After slaying the ghost of Joey Barton’s set pieces, QPR are now a threat from corners too. To the impartial observer this might seem trivial, but Ale Faurlin once again assisted Charlie Austin from a corner to make it 2-2. The famous Loftus Road atmosphere, which for me has been dying on its backside for a few years, was once again electric.
So much happened in this game – Lewis Dunk’s dreadful challenge sending Faurlin into orbit, Faurlin’s emotionally charged and entirely understandable reaction, Charlie Austin scoring two vital goals and showing everyone in this division that he is too good for it, Matt Phillips grazing the post in the 93rd minute of play, to almost turn a fantastic comeback in to an improbable three points. Even writing about it, makes me appreciate why football can be such an unrivalled sporting spectacle.
Jimmy and the players continued their fine work with a trip away to Bristol City. Hoilett was in the action once again, scoring away for the first time in two-and-a-half-years, which seems a lifetime for a footballer, especially one that is considered an attacker. Despite succumbing to a second half City equaliser, courtesy of Aaron Wilbraham, QPR racked up another point and are now 11th, five points behind the final play-off spot. It also means that QPR are now unbeaten in five games.

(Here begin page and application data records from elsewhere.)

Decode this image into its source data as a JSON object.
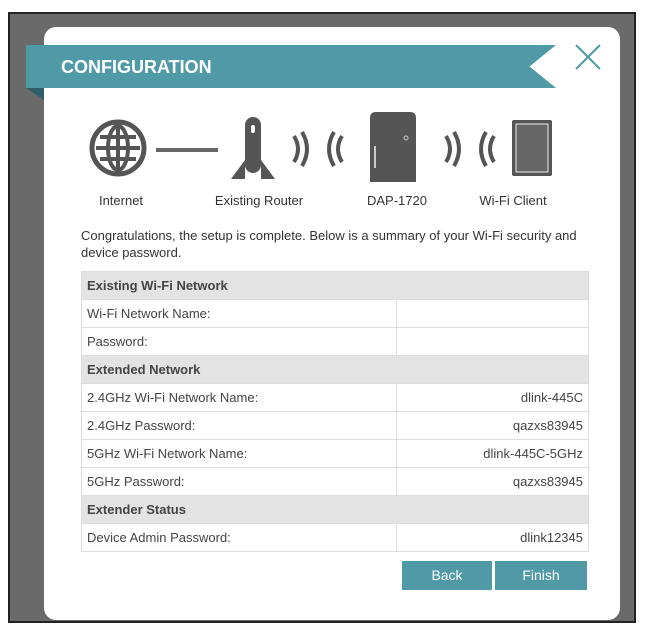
{
  "title": "CONFIGURATION",
  "diagram": {
    "labels": [
      "Internet",
      "Existing Router",
      "DAP-1720",
      "Wi-Fi Client"
    ]
  },
  "intro": "Congratulations, the setup is complete. Below is a summary of your Wi-Fi security and device password.",
  "sections": [
    {
      "title": "Existing Wi-Fi Network",
      "rows": [
        {
          "label": "Wi-Fi Network Name:",
          "value": ""
        },
        {
          "label": "Password:",
          "value": ""
        }
      ]
    },
    {
      "title": "Extended Network",
      "rows": [
        {
          "label": "2.4GHz Wi-Fi Network Name:",
          "value": "dlink-445C"
        },
        {
          "label": "2.4GHz Password:",
          "value": "qazxs83945"
        },
        {
          "label": "5GHz Wi-Fi Network Name:",
          "value": "dlink-445C-5GHz"
        },
        {
          "label": "5GHz Password:",
          "value": "qazxs83945"
        }
      ]
    },
    {
      "title": "Extender Status",
      "rows": [
        {
          "label": "Device Admin Password:",
          "value": "dlink12345"
        }
      ]
    }
  ],
  "buttons": {
    "back": "Back",
    "finish": "Finish"
  },
  "colors": {
    "accent": "#4f9aa6"
  }
}
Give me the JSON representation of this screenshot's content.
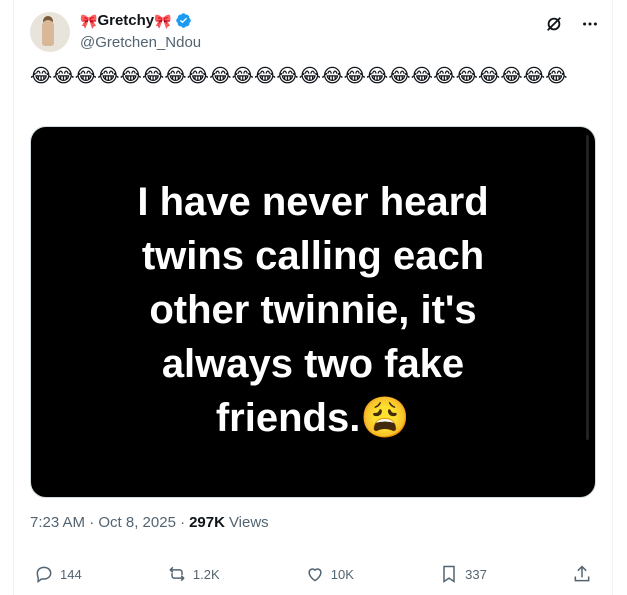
{
  "author": {
    "name": "Gretchy",
    "name_prefix": "🎀",
    "name_suffix": "🎀",
    "handle": "@Gretchen_Ndou",
    "verified_color": "#1d9bf0"
  },
  "post": {
    "text": "😂😂😂😂😂😂😂😂😂😂😂😂😂😂😂😂😂😂😂😂😂😂😂😂",
    "media_text_lines": [
      "I have never heard",
      "twins calling each",
      "other twinnie, it's",
      "always two fake",
      "friends.😩"
    ],
    "time": "7:23 AM · Oct 8, 2025 ·",
    "views_count": "297K",
    "views_label": "Views"
  },
  "actions": {
    "replies": "144",
    "reposts": "1.2K",
    "likes": "10K",
    "bookmarks": "337"
  },
  "icons": {
    "grok": "grok-icon",
    "more": "more-icon",
    "reply": "reply-icon",
    "repost": "repost-icon",
    "like": "heart-icon",
    "bookmark": "bookmark-icon",
    "share": "share-icon"
  }
}
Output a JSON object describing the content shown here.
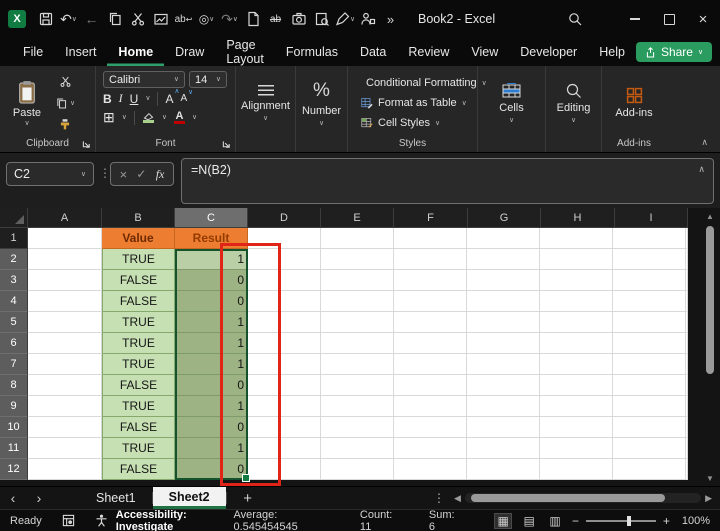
{
  "titlebar": {
    "title": "Book2 - Excel",
    "qat_icons": [
      "save",
      "undo",
      "back",
      "copy",
      "cut",
      "picture",
      "find-replace",
      "touch-mode",
      "redo",
      "new-file",
      "strikethrough",
      "camera",
      "print-preview",
      "ink",
      "permissions",
      "overflow"
    ],
    "overflow": "»"
  },
  "tabs": {
    "items": [
      "File",
      "Insert",
      "Home",
      "Draw",
      "Page Layout",
      "Formulas",
      "Data",
      "Review",
      "View",
      "Developer",
      "Help"
    ],
    "active": "Home",
    "share_label": "Share"
  },
  "ribbon": {
    "paste_label": "Paste",
    "clipboard_label": "Clipboard",
    "font_label": "Font",
    "font_name": "Calibri",
    "font_size": "14",
    "bold": "B",
    "italic": "I",
    "underline": "U",
    "grow_font": "A",
    "shrink_font": "A",
    "borders_glyph": "⊞",
    "font_color_letter": "A",
    "alignment_label": "Alignment",
    "number_label": "Number",
    "percent_glyph": "%",
    "styles": {
      "conditional": "Conditional Formatting",
      "format_table": "Format as Table",
      "cell_styles": "Cell Styles",
      "label": "Styles"
    },
    "cells_label": "Cells",
    "editing_label": "Editing",
    "addins_label": "Add-ins",
    "addins_group_label": "Add-ins"
  },
  "formula_bar": {
    "name_box": "C2",
    "cancel_glyph": "×",
    "enter_glyph": "✓",
    "fx_label": "fx",
    "formula": "=N(B2)"
  },
  "grid": {
    "columns": [
      "A",
      "B",
      "C",
      "D",
      "E",
      "F",
      "G",
      "H",
      "I"
    ],
    "selected_column": "C",
    "row_numbers": [
      "1",
      "2",
      "3",
      "4",
      "5",
      "6",
      "7",
      "8",
      "9",
      "10",
      "11",
      "12"
    ],
    "header_value": "Value",
    "header_result": "Result",
    "rows": [
      {
        "value": "TRUE",
        "result": "1"
      },
      {
        "value": "FALSE",
        "result": "0"
      },
      {
        "value": "FALSE",
        "result": "0"
      },
      {
        "value": "TRUE",
        "result": "1"
      },
      {
        "value": "TRUE",
        "result": "1"
      },
      {
        "value": "TRUE",
        "result": "1"
      },
      {
        "value": "FALSE",
        "result": "0"
      },
      {
        "value": "TRUE",
        "result": "1"
      },
      {
        "value": "FALSE",
        "result": "0"
      },
      {
        "value": "TRUE",
        "result": "1"
      },
      {
        "value": "FALSE",
        "result": "0"
      }
    ]
  },
  "sheet_bar": {
    "sheet1": "Sheet1",
    "sheet2": "Sheet2",
    "active": "Sheet2",
    "add_glyph": "+"
  },
  "status_bar": {
    "ready": "Ready",
    "accessibility": "Accessibility: Investigate",
    "average": "Average: 0.545454545",
    "count": "Count: 11",
    "sum": "Sum: 6",
    "zoom": "100%"
  },
  "colors": {
    "accent_green": "#217346",
    "tab_underline_green": "#2fa06b",
    "share_button_green": "#2a9c5f",
    "header_orange": "#ED7D31",
    "value_cell_green": "#C6E0B4",
    "result_cell_selected_green": "#9DB383",
    "active_cell_green": "#BACFA6",
    "selection_border_green": "#14532d",
    "annotation_red": "#e02417",
    "addins_icon_orange": "#c55a11"
  }
}
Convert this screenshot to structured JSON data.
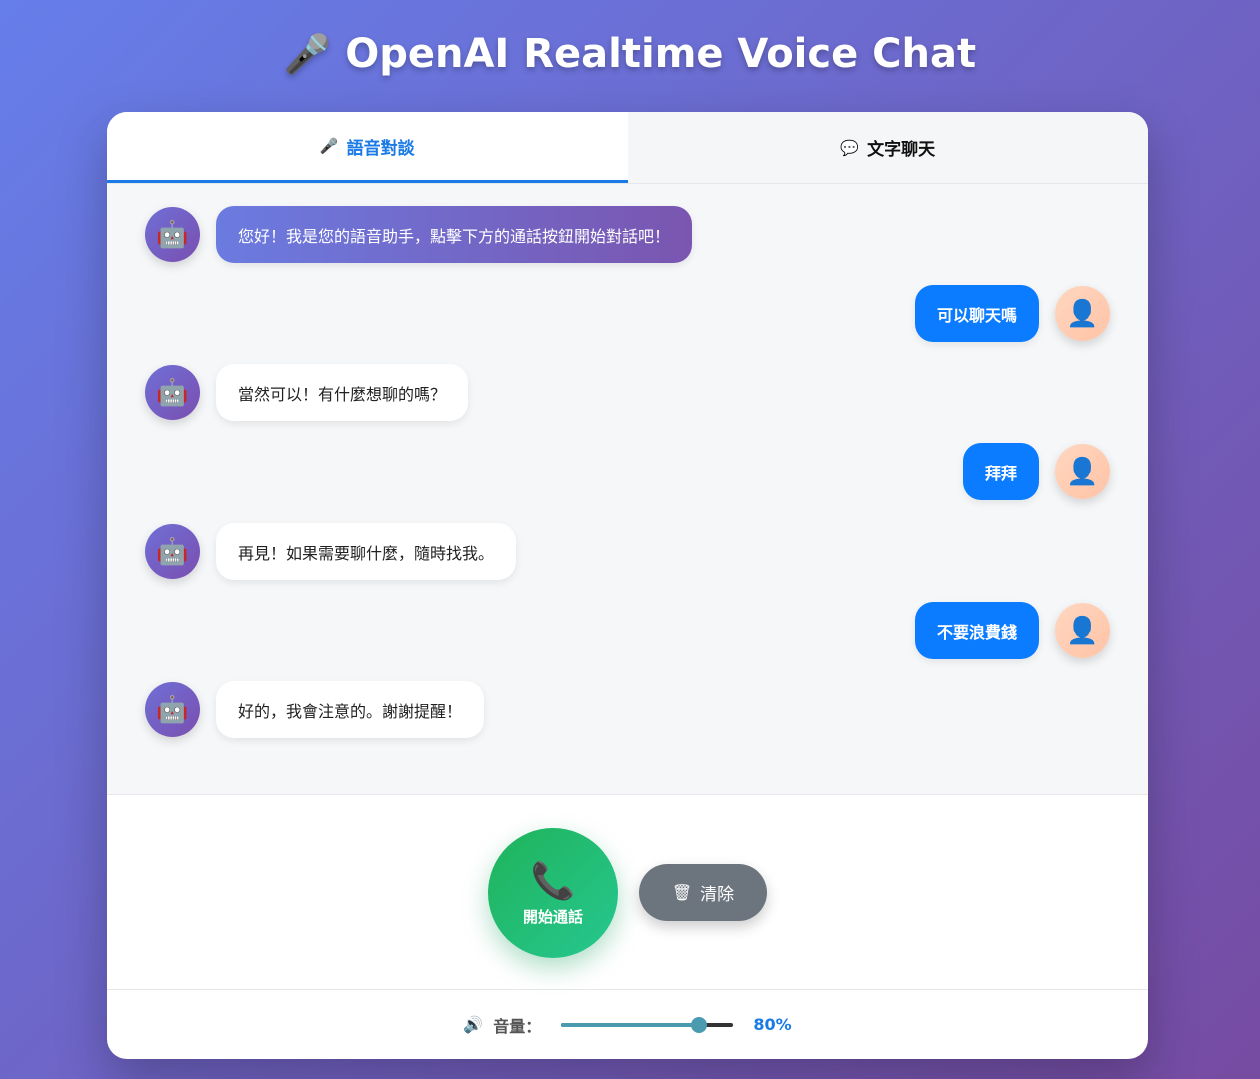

As Christmas approaches and thoughts turn to the New Year, Jimmy and co must surely be thinking that the play-offs aren’t an impossible resolution.